eldery, nursing home, care, retirement

Grandma Rosa with great grand daughter Tiziana.

It is estimated that approximate five percent of the senior population is in a nursing home at any point in time.

The reasons why elderly people are placed in nursing homes includes physical or mental disability and/or the lack of resources or support to maintain an independent or semi-independent existence.

Regardless of the level of care provided by the nursing home, there is no escaping the fact that the inmates there are isolated from family and friends.

Many people in nursing homes suffer not only from a physical problem, but also from depression from being in the home. It’s certainly no secret that older people begin to deteriorate mentally and physically quite soon after admission to a nursing home, but it has been found that something can help to make their stay in the home more tolerable – massage therapy.

Living in a Nursing Home

Being admitted to a nursing home will mean a complete change in the person’s lifestyle. Older people who were previously independent or living with relatives will find themselves thrown in with strangers. They will have to learn how to deal with caretakers and other residents. To a great extent, privacy is a thing of the past.

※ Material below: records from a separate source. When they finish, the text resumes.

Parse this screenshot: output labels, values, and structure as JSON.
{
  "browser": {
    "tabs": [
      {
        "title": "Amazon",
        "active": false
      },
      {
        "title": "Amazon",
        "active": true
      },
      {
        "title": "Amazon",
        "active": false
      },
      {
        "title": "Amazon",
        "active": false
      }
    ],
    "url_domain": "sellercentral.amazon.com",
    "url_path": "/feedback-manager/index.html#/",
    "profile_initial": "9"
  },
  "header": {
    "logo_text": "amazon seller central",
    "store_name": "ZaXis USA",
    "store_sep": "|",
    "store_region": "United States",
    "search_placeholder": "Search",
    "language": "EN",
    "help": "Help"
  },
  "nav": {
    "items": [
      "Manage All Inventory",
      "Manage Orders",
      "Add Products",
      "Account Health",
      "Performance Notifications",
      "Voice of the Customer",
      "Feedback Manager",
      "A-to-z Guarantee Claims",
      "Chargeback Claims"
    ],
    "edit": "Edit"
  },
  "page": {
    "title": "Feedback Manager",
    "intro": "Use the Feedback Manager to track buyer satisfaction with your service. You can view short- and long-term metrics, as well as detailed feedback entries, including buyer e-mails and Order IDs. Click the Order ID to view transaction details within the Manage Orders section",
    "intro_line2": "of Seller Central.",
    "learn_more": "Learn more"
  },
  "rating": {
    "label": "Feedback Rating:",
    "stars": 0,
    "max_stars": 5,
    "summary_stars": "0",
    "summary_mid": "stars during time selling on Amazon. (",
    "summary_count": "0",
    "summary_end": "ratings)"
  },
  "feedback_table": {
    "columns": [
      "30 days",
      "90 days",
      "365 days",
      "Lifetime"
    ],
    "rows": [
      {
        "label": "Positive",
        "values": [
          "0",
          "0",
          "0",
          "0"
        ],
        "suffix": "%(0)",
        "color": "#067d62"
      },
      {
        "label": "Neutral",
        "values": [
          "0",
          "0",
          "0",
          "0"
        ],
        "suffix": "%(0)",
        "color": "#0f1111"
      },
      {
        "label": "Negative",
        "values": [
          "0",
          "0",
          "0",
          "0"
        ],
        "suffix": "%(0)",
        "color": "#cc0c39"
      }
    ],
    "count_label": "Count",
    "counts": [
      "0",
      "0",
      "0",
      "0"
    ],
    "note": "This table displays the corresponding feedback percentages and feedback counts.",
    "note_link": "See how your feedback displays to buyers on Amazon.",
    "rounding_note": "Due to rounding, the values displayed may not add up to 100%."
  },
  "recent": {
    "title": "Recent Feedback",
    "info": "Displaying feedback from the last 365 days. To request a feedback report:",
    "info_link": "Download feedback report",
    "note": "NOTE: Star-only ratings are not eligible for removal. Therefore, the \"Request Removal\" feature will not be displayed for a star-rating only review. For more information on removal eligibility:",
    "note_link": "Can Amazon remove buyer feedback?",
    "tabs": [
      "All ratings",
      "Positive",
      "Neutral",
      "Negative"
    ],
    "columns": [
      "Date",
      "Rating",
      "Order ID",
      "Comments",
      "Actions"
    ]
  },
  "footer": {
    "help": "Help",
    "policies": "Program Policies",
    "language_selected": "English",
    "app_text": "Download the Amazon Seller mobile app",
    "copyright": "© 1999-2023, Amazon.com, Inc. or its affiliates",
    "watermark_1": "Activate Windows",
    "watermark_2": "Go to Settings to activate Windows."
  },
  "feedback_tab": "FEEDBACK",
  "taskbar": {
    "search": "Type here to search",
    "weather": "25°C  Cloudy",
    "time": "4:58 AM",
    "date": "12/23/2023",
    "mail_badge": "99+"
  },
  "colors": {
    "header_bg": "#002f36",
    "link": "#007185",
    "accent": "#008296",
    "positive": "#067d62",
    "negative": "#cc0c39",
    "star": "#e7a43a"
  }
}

A professional massage therapist can really have a positive impact in the lives of those who live in nursing homes, often simply by providing a human touch. Our modern world seems to have separated us to some extent from our actual humanity, and this is especially true when people are confined to a nursing home. Isolation from the familiar, separation from family, and generally sterile surroundings can all contribute to mental and physical deterioration.

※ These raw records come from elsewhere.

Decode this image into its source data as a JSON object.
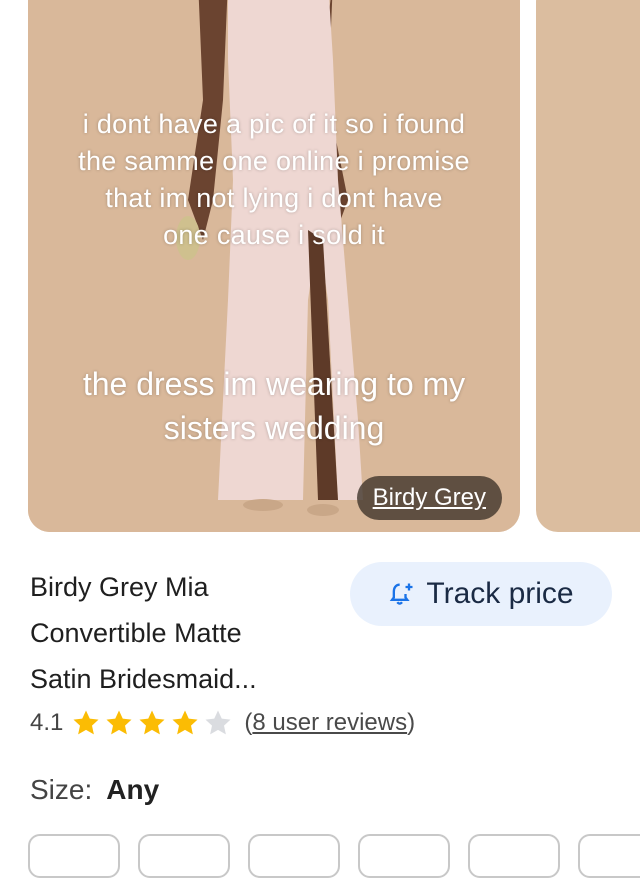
{
  "image": {
    "caption_top": [
      "i dont have a pic of it so i found",
      "the samme one online i promise",
      "that im not lying i dont have",
      "one cause i sold it"
    ],
    "caption_bottom": [
      "the dress im wearing to my",
      "sisters wedding"
    ],
    "source": "Birdy Grey"
  },
  "product": {
    "title_lines": [
      "Birdy Grey Mia",
      "Convertible Matte",
      "Satin Bridesmaid..."
    ],
    "track_label": "Track price",
    "rating": "4.1",
    "stars": 4,
    "reviews": "8 user reviews",
    "size_label": "Size:",
    "size_value": "Any"
  },
  "colors": {
    "star": "#fbbc04",
    "star_empty": "#dadce0",
    "track_bg": "#e9f1fd",
    "track_icon": "#1a73e8"
  }
}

Why Massage Is so Important

Massage might be considered to be the epitome of tactile sensations. A skilled and caring masseur provides much more than a simple manipulation of muscles; he or she provides the human touch so often absent in a nursing home.

A weekly visit from a masseur can have a profound impact on inmates:

• Simply being touched helps to connect isolated older people with others. It has been found that the thing that those in nursing home crave and need is human contact, which is precisely what massage is all about.

• Many people in nursing homes suffer from atrophied, or nearly atrophied, muscles. Massage therapy can help to strengthen and tone muscles. Likewise, muscles that have become tight and painful from disuse can be loosened up and made more flexible.

• Problems with circulation can be serious at nursing homes where many of the residents are either in wheelchairs or bedridden. Receiving a therapeutic massage will increase blood flow, especially to the extremities.

• Insomnia is common in the elderly, particularly for those in nursing homes, but once again, massage comes to the rescue, helping the elderly resident to relax. As endorphins are released during the massage, the person will become calmer and less restive, and more likely to enjoy a good night’s sleep.

• Nursing home residents who may be recovering from surgical procedures will find that massage not only provides the benefits of touch, but also promotes faster healing and helps to reduce pain.

A New Nursing Home Population

It would be a mistake to think that everyone in a nursing home is a senior citizen. It is quite true that most people in these residences are elderly, but up to 14% of people in nursing homes are young, many of them in their 20s and 30s. This is the fastest growing segment of the nursing home population. These people are usually found in nursing homes as the result of serious accidents, but their needs will differ little from those of their older neighbors.

Regardless of the age of the nursing home resident, massage should be considered a part of the regular schedule. Providing massage therapy can make not only an important difference in the physical health of the inmates, but also in their outlook. Many nursing home directors are now considering massage to be a necessary part of assisted living.